DATA FOR REVIEW –
BEGIN
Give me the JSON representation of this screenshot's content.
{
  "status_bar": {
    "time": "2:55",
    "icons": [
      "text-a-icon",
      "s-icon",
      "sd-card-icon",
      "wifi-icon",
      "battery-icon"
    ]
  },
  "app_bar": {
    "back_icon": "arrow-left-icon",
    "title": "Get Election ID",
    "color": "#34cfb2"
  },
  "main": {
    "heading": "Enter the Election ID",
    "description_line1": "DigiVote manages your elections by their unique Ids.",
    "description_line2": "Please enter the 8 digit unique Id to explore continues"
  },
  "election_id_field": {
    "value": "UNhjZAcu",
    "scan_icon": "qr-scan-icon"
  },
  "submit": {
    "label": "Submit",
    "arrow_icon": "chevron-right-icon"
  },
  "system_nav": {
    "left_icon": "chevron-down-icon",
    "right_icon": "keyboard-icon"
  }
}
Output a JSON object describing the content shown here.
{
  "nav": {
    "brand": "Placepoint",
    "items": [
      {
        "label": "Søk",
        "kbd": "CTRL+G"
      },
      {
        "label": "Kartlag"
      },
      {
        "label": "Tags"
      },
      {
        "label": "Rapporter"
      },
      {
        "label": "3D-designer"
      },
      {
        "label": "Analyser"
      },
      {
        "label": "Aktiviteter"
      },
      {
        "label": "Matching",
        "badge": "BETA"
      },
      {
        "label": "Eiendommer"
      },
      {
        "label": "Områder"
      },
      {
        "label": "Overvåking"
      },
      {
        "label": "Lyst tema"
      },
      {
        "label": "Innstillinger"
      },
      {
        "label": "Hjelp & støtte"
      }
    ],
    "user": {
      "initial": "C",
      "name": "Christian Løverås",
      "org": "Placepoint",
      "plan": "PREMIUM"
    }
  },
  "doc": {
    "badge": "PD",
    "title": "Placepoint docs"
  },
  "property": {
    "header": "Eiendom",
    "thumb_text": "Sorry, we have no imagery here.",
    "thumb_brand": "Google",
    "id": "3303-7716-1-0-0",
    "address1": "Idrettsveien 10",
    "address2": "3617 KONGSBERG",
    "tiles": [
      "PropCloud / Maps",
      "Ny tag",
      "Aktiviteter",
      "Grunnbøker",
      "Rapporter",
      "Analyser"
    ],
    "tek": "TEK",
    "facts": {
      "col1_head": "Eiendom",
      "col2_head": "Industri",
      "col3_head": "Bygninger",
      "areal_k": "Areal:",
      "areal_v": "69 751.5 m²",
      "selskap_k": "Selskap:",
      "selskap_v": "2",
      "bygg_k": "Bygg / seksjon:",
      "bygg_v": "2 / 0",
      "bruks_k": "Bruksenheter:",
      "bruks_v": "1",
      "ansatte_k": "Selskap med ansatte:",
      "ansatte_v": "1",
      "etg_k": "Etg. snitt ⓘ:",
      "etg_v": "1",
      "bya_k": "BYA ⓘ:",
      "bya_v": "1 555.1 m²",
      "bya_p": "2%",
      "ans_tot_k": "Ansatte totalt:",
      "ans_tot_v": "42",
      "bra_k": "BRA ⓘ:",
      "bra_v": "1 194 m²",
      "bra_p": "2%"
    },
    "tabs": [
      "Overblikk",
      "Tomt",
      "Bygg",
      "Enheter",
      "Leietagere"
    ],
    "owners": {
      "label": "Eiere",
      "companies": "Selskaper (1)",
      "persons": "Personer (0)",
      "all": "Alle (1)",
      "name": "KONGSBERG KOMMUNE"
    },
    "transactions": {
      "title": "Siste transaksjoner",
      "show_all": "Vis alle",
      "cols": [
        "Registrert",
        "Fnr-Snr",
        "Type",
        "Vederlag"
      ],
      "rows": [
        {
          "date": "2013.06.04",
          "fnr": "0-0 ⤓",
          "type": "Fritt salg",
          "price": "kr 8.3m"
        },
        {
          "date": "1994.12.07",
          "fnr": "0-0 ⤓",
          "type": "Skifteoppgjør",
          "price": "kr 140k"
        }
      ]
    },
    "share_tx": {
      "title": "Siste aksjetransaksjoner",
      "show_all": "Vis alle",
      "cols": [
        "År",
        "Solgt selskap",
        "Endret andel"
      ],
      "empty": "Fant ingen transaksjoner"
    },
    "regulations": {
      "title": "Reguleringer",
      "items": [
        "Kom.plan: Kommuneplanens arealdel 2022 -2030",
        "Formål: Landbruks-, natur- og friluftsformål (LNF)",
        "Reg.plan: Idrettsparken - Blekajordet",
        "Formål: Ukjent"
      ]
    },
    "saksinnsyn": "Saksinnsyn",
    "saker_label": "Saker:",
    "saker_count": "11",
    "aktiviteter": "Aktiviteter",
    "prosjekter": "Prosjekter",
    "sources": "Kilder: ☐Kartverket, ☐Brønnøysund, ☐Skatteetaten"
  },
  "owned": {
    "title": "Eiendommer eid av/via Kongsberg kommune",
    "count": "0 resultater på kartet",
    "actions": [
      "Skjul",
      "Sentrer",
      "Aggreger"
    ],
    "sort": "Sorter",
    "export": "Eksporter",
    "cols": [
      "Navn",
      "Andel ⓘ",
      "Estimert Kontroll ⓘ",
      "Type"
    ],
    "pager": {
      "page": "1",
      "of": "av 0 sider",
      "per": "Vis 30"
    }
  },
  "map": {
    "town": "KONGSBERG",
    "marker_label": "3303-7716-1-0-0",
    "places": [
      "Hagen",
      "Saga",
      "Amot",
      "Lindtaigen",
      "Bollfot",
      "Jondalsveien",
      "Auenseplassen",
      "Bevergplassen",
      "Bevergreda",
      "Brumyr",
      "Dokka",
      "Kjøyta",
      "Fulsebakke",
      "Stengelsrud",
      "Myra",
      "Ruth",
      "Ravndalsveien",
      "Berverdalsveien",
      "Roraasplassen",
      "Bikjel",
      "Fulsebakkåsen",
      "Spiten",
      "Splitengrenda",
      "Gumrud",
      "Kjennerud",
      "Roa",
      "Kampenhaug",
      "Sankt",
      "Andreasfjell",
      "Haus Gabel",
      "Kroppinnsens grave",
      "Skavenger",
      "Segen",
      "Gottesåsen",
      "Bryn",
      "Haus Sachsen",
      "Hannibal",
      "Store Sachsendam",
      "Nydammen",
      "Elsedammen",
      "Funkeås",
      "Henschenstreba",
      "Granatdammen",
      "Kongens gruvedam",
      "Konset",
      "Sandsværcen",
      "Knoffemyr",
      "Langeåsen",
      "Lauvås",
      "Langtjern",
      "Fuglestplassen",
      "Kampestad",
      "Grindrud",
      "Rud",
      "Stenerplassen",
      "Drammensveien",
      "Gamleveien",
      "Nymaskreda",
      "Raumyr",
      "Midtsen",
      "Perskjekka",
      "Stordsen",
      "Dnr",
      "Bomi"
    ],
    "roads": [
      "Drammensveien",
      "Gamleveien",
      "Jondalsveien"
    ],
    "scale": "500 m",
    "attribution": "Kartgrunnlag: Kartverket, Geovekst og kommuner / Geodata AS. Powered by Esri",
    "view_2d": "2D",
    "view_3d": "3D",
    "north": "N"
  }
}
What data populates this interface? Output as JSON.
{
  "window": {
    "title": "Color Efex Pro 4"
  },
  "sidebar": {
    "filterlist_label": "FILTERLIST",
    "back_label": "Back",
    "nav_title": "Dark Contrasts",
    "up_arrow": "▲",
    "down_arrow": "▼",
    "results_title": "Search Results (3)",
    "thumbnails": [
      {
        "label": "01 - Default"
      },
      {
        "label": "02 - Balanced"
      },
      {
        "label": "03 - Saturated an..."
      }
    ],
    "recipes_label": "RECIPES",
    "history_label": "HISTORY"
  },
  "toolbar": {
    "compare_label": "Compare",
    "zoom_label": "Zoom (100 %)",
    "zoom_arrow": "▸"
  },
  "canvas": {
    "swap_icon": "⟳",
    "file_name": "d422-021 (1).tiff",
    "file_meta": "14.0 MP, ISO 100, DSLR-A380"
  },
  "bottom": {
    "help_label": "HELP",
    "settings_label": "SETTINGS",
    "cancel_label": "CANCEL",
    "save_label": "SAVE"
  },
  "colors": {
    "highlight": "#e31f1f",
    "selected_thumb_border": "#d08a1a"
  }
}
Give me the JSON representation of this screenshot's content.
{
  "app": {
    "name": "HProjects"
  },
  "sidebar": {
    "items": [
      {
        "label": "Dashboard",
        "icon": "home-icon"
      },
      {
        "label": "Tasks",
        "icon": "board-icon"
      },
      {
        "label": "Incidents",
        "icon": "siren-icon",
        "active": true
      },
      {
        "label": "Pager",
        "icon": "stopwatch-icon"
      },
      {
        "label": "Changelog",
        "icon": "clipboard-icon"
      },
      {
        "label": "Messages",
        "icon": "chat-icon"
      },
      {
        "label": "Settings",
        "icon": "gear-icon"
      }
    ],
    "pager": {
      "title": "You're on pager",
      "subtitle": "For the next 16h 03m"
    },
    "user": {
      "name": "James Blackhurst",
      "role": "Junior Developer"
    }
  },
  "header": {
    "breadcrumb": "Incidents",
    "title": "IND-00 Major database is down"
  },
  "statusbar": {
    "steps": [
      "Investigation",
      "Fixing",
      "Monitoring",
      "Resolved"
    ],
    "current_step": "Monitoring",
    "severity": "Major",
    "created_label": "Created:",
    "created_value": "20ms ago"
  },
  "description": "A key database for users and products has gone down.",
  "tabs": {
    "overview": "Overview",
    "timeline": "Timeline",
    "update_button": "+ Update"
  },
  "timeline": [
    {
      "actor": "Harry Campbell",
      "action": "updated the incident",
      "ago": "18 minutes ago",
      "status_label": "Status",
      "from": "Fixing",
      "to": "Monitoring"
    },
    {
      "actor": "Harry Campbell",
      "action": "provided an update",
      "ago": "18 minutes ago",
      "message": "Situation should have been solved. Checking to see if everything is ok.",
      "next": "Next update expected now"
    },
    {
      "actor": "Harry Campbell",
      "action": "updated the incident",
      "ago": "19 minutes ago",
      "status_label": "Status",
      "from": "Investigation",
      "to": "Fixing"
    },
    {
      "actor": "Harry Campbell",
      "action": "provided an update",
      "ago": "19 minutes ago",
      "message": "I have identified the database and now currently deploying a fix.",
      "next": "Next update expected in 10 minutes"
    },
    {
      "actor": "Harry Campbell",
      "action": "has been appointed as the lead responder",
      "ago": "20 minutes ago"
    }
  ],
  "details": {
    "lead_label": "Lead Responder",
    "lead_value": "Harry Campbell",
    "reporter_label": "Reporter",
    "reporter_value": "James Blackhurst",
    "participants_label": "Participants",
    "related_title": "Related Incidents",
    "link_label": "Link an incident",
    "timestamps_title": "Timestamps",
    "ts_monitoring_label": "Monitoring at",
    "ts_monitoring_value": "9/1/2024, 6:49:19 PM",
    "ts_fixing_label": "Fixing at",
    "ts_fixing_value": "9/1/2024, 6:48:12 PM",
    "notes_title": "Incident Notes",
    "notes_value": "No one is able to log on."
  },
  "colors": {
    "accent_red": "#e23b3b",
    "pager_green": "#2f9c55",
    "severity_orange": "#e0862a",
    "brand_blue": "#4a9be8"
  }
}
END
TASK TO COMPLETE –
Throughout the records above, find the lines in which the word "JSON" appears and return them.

TASK SOLUTION –
Give me the JSON representation of this screenshot's content.
Output a JSON object describing the content shown here.
What data populates this interface? Output as JSON.
Give me the JSON representation of this screenshot's content.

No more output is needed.